__THE PROBLEM__
All of the listing, from first line to last, should be output exactly; the pictures stay out.

Content starts

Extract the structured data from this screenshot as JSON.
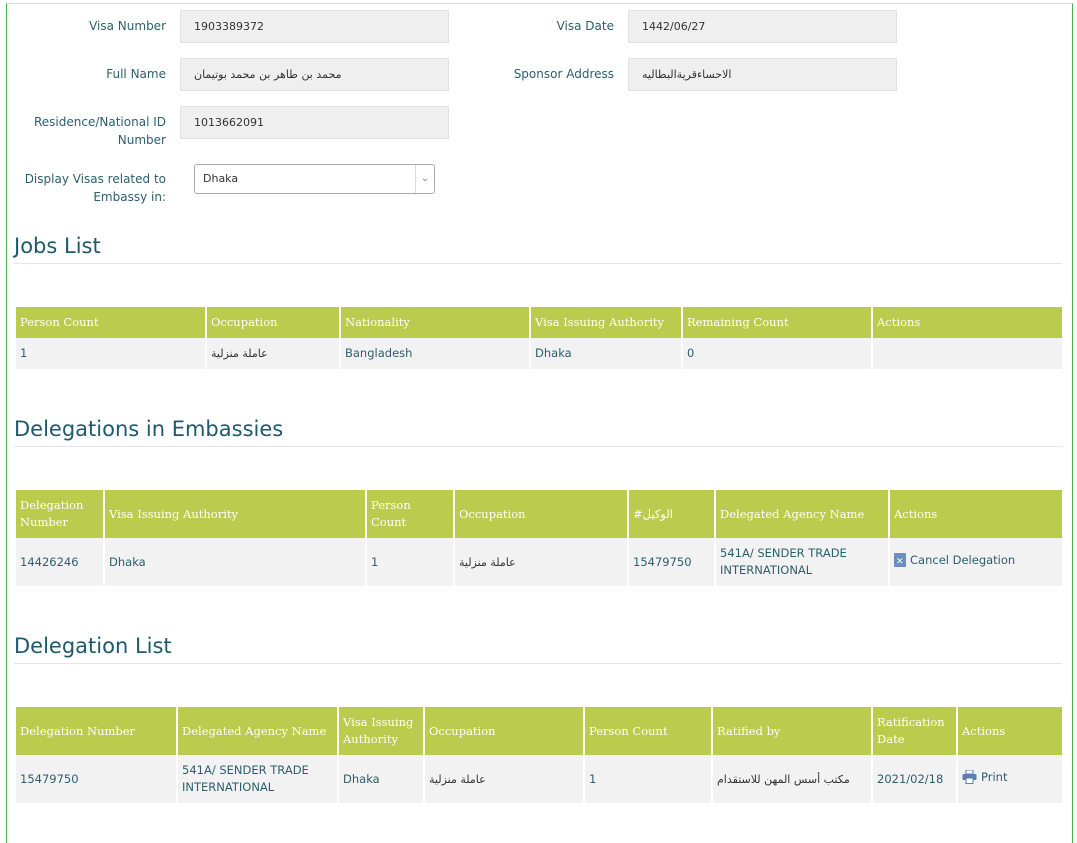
{
  "form": {
    "visa_number_label": "Visa Number",
    "visa_number": "1903389372",
    "visa_date_label": "Visa Date",
    "visa_date": "1442/06/27",
    "full_name_label": "Full Name",
    "full_name": "محمد بن طاهر بن محمد بوتيمان",
    "sponsor_address_label": "Sponsor Address",
    "sponsor_address": "الاحساءقريةالبطاليه",
    "residence_label_1": "Residence/National ID",
    "residence_label_2": "Number",
    "residence_id": "1013662091",
    "embassy_label_1": "Display Visas related to",
    "embassy_label_2": "Embassy in:",
    "embassy_selected": "Dhaka"
  },
  "jobs": {
    "title": "Jobs List",
    "headers": [
      "Person Count",
      "Occupation",
      "Nationality",
      "Visa Issuing Authority",
      "Remaining Count",
      "Actions"
    ],
    "rows": [
      [
        "1",
        "عاملة منزلية",
        "Bangladesh",
        "Dhaka",
        "0",
        ""
      ]
    ]
  },
  "embassy_delegations": {
    "title": "Delegations in Embassies",
    "headers": [
      "Delegation Number",
      "Visa Issuing Authority",
      "Person Count",
      "Occupation",
      "#الوكيل",
      "Delegated Agency Name",
      "Actions"
    ],
    "rows": [
      [
        "14426246",
        "Dhaka",
        "1",
        "عاملة منزلية",
        "15479750",
        "541A/ SENDER TRADE INTERNATIONAL",
        "Cancel Delegation"
      ]
    ]
  },
  "delegation_list": {
    "title": "Delegation List",
    "headers": [
      "Delegation Number",
      "Delegated Agency Name",
      "Visa Issuing Authority",
      "Occupation",
      "Person Count",
      "Ratified by",
      "Ratification Date",
      "Actions"
    ],
    "rows": [
      [
        "15479750",
        "541A/ SENDER TRADE INTERNATIONAL",
        "Dhaka",
        "عاملة منزلية",
        "1",
        "مكتب أسس المهن للاستقدام",
        "2021/02/18",
        "Print"
      ]
    ]
  },
  "icons": {
    "cancel": "cancel-delegation-icon",
    "print": "print-icon",
    "dropdown": "chevron-down-icon"
  }
}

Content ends

__WORKED SOLUTION__
Extract the structured data from this screenshot as JSON.
{
  "form": {
    "visa_number_label": "Visa Number",
    "visa_number": "1903389372",
    "visa_date_label": "Visa Date",
    "visa_date": "1442/06/27",
    "full_name_label": "Full Name",
    "full_name": "محمد بن طاهر بن محمد بوتيمان",
    "sponsor_address_label": "Sponsor Address",
    "sponsor_address": "الاحساءقريةالبطاليه",
    "residence_label_1": "Residence/National ID",
    "residence_label_2": "Number",
    "residence_id": "1013662091",
    "embassy_label_1": "Display Visas related to",
    "embassy_label_2": "Embassy in:",
    "embassy_selected": "Dhaka"
  },
  "jobs": {
    "title": "Jobs List",
    "headers": [
      "Person Count",
      "Occupation",
      "Nationality",
      "Visa Issuing Authority",
      "Remaining Count",
      "Actions"
    ],
    "rows": [
      [
        "1",
        "عاملة منزلية",
        "Bangladesh",
        "Dhaka",
        "0",
        ""
      ]
    ]
  },
  "embassy_delegations": {
    "title": "Delegations in Embassies",
    "headers": [
      "Delegation Number",
      "Visa Issuing Authority",
      "Person Count",
      "Occupation",
      "#الوكيل",
      "Delegated Agency Name",
      "Actions"
    ],
    "rows": [
      [
        "14426246",
        "Dhaka",
        "1",
        "عاملة منزلية",
        "15479750",
        "541A/ SENDER TRADE INTERNATIONAL",
        "Cancel Delegation"
      ]
    ]
  },
  "delegation_list": {
    "title": "Delegation List",
    "headers": [
      "Delegation Number",
      "Delegated Agency Name",
      "Visa Issuing Authority",
      "Occupation",
      "Person Count",
      "Ratified by",
      "Ratification Date",
      "Actions"
    ],
    "rows": [
      [
        "15479750",
        "541A/ SENDER TRADE INTERNATIONAL",
        "Dhaka",
        "عاملة منزلية",
        "1",
        "مكتب أسس المهن للاستقدام",
        "2021/02/18",
        "Print"
      ]
    ]
  },
  "icons": {
    "cancel": "cancel-delegation-icon",
    "print": "print-icon",
    "dropdown": "chevron-down-icon"
  }
}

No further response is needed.